PMCID: PMC3697670  PMID: 23616457
3.  Septicemia Caused by Tick-borne Bacterial Pathogen Candidatus Neoehrlichia mikurensis 
Emerging Infectious Diseases  2010;16(7):1127-1129.
We have repeatedly detected Candidatus Neoehrlichia mikurensis, a bacterium first described in Rattus norvegicus rats and Ixodes ovatus ticks in Japan in 2004 in the blood of a 61-year-old man with signs of septicemia by 16S rRNA and groEL gene PCR. After 6 weeks of therapy with doxycycline and rifampin, the patient recovered.
PMCID: PMC3358111  PMID: 20587186
Candidatus Neoehrlichia mikurensis; septicemia; human infection; 16S rRNA gene PCR; therapy; tick-borne pathogen; bacteria; dispatch
4.  Quantitative Drug Susceptibility Testing of Mycobacterium tuberculosis by Use of MGIT 960 and EpiCenter Instrumentation ▿  
Journal of Clinical Microbiology  2009;47(6):1773-1780.

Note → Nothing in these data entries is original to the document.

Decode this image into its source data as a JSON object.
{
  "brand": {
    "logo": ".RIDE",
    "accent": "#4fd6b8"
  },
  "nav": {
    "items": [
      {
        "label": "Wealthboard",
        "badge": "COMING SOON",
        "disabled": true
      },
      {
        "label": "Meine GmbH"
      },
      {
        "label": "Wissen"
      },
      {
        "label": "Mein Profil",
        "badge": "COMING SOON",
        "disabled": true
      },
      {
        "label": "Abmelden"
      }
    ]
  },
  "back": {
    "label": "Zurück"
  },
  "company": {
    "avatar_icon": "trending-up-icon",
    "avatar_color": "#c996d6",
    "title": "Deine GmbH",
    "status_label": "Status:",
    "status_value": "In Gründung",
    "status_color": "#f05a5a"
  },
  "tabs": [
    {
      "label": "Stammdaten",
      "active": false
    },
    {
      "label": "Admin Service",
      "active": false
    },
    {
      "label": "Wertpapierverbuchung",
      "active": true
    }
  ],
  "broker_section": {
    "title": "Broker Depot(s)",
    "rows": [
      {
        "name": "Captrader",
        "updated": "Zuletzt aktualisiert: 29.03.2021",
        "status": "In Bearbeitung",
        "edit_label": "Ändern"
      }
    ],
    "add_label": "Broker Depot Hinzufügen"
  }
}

Since numbers of drug-resistant Mycobacterium tuberculosis strains are on the rise, the simple classification into “susceptible” and “resistant” strains based on susceptibility testing at “critical concentrations” has to be reconsidered. While future studies have to address the correlation of phenotypic resistance levels and treatment outcomes, a prerequisite for corresponding investigations is the ability to exactly determine levels of quantitative drug resistance in clinical M. tuberculosis isolates. Here we have established the conditions for quantitative drug susceptibility testing for first- and second-line agents using MGIT 960 instrumentation and EpiCenter software equipped with the TB eXiST module. In-depth comparative analysis of a range of well-characterized susceptible and resistant clinical isolates has allowed us to propose conditions for testing and to develop criteria for interpretation.

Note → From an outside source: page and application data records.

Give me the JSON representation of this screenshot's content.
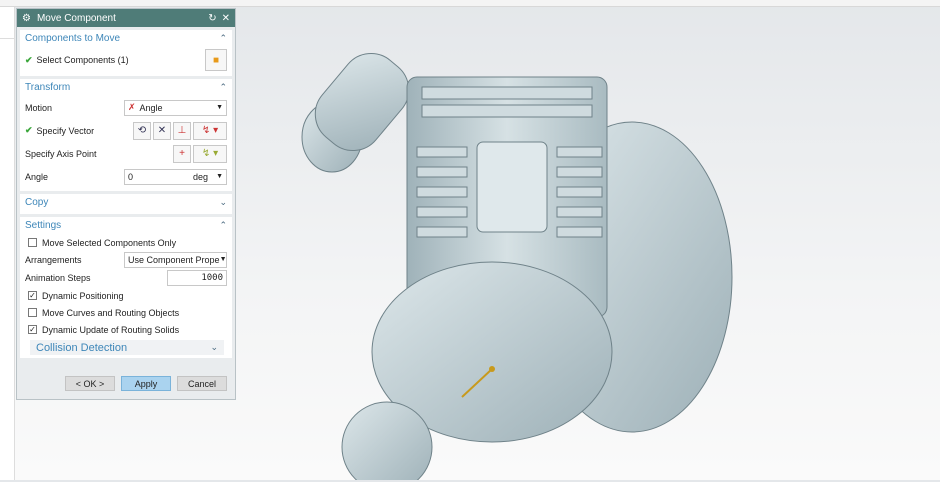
{
  "dialog": {
    "title": "Move Component",
    "components_section": {
      "title": "Components to Move",
      "select_label": "Select Components (1)"
    },
    "transform_section": {
      "title": "Transform",
      "motion_label": "Motion",
      "motion_value": "Angle",
      "vector_label": "Specify Vector",
      "axis_point_label": "Specify Axis Point",
      "angle_label": "Angle",
      "angle_value": "0",
      "angle_unit": "deg"
    },
    "copy_section": {
      "title": "Copy"
    },
    "settings_section": {
      "title": "Settings",
      "move_selected_only": {
        "label": "Move Selected Components Only",
        "checked": false
      },
      "arrangements_label": "Arrangements",
      "arrangements_value": "Use Component Prope",
      "animation_steps_label": "Animation Steps",
      "animation_steps_value": "1000",
      "dynamic_positioning": {
        "label": "Dynamic Positioning",
        "checked": true
      },
      "move_curves": {
        "label": "Move Curves and Routing Objects",
        "checked": false
      },
      "dynamic_update": {
        "label": "Dynamic Update of Routing Solids",
        "checked": true
      },
      "collision_detection": "Collision Detection"
    },
    "buttons": {
      "ok": "< OK >",
      "apply": "Apply",
      "cancel": "Cancel"
    }
  },
  "colors": {
    "header": "#4f7c78",
    "section_title": "#3d86b8",
    "check": "#3aa63a",
    "model": "#c5d3d8"
  }
}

PMCID: PMC2691107  PMID: 19339475
5.  Tuberculosis Drug Resistance in an Area of Low Endemicity in 2004 to 2006: Semiquantitative Drug Susceptibility Testing and Genotyping▿  
Journal of Clinical Microbiology  2008;46(12):4064-4067.
We determined the quantitative levels and the genetic mechanisms of resistance in drug-resistant clinical isolates of Mycobacterium tuberculosis sampled over a period of 3 years (n = 45; 17 of the isolate were multidrug resistant). Our results led us to hypothesize that some strains categorized as resistant to isoniazid, ethambutol, or streptomycin by standard laboratory procedures of in vitro drug susceptibility testing may still respond to a treatment regimen that includes these agents.
PMCID: PMC2593253  PMID: 18923010

Results 1-5 (5)